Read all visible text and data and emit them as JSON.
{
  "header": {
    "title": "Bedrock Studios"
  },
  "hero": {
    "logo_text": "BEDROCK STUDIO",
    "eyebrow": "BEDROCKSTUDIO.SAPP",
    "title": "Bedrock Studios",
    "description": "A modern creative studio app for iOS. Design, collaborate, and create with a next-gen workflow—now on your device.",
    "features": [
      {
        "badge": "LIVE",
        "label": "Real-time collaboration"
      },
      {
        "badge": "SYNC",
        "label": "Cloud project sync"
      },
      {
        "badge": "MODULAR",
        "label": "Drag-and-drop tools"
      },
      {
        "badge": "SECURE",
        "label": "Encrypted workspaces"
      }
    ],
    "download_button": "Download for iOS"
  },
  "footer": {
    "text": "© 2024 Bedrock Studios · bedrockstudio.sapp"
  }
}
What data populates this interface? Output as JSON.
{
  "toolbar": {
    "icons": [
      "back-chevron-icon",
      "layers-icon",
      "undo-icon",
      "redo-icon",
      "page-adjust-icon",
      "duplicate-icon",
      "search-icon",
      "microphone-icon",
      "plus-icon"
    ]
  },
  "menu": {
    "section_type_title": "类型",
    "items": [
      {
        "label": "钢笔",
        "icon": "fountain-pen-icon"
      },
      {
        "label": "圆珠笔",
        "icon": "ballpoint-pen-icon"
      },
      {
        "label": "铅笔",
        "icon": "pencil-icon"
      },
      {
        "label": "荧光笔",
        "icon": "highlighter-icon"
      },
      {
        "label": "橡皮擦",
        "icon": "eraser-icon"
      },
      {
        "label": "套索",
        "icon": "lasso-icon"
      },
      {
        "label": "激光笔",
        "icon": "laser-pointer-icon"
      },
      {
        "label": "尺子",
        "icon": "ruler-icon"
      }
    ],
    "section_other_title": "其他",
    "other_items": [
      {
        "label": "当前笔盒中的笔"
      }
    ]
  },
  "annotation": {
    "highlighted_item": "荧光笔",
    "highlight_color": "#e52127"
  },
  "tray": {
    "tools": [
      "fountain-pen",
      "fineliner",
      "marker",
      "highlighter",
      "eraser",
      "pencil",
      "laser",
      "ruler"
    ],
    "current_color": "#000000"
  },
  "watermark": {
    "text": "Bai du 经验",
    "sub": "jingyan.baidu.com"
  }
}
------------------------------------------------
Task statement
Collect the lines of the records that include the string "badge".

The answer
        "badge": "LIVE",
        "badge": "SYNC",
        "badge": "MODULAR",
        "badge": "SECURE",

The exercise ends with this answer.